Day 12: Watch a silent movie
September 14, 2010 § Leave a comment
I like to think of myself as a movie afficionado, yet the fact that I had never before watched a silent film had been making me feel uncomfortable with this self proclaimed title for quite some time now. I am certainly familiar with the history of motion pictures, and could tell you that the 1927 film The Jazz Singer was the first movie to have dialogue sequences. The advent of actual speaking in movies was a game changer for the industry, which is reflected wonderfully in Sunset Boulevard, a film noir from 1950 which is responsible for the famous quote “I am big, it’s the pictures that got small!”
I was able to find a movie on Netflix called Easy Street. It is from 1917 and featured the king of silent movies himself, the great Charlie Chaplin – who, by the way, rocked the “Hitler” mustache far before the top dog Nazi. In the movie, Chaplin plays a tramp who becomes reformed by a mission on the outskirts of a rough neighborhood. He answers a “Help Wanted” sign in front of a police station and quickly becomes an officer.

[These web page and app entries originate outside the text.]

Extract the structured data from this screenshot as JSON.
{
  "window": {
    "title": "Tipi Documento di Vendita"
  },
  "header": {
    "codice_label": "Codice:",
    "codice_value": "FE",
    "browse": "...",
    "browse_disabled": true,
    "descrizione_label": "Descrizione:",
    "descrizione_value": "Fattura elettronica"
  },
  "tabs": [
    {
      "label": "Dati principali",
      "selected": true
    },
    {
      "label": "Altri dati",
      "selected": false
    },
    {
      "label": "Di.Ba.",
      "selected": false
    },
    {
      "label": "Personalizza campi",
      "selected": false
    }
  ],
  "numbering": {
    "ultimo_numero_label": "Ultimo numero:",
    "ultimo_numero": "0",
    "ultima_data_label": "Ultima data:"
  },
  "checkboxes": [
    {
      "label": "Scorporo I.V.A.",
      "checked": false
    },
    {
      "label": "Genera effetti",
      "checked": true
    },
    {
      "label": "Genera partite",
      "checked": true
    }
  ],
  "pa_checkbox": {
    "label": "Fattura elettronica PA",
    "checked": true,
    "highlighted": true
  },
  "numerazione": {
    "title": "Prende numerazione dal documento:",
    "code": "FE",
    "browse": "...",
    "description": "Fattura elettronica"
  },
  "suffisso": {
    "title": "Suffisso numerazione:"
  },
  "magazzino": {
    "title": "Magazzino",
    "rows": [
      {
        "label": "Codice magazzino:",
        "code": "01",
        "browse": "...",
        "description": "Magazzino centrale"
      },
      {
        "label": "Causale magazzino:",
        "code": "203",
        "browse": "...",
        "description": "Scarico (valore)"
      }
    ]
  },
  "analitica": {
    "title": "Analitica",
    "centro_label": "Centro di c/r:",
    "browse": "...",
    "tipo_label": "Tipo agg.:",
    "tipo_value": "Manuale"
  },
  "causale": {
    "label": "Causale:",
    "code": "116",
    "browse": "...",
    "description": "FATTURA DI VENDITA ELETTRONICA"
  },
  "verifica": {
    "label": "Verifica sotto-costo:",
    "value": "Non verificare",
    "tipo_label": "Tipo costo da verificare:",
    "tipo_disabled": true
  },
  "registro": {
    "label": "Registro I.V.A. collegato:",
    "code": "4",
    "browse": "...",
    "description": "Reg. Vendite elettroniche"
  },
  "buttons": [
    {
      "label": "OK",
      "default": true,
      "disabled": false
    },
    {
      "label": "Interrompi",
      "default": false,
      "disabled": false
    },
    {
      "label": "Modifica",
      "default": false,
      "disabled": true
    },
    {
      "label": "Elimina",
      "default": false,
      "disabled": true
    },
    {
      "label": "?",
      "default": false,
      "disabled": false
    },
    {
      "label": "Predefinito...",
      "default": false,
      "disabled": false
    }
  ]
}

He gets in numerous fights with the local toughs, and one giant thug in particular. At one point the guy bends a lamp post with his bare hands to frighten Chaplin with his strength, at which time Chaplin manages to jam his head into the lantern on top and knock him out with the gas inside. Later on in the movie, he takes the same guy out again by dumping a cast iron stove out of a window and onto his head.
To be completely honest, I was thoroughly entertained throughout the duration of this movie. It was really pretty violent, but the director redeemed himself in the eyes of his prudeish audience (not me, I mean the people of the early 1900’s) by not having any blood, and by making the victims miraculously live through what seemed to be serious physical trauma (such as the aforementioend cast iron stove incident). At one point there is even a scene in which the thugs kidnap a young woman and lock her in a room with this crazed drug addict who keeps shooting up a syringe full of some unidentified substance (heroin?).
More than once I found myself laughing out loud at Chaplin’s physical comedy, which was good enough to make me forget the lack of dialogue. He was a real riot. I walked around the living room trying to imitate his trademark shuffle, but Stephanie said I just looked constipated. I guess physical comedy isn’t my thing. However, I think I could get used to silent movies – or at least Charlie Chaplin.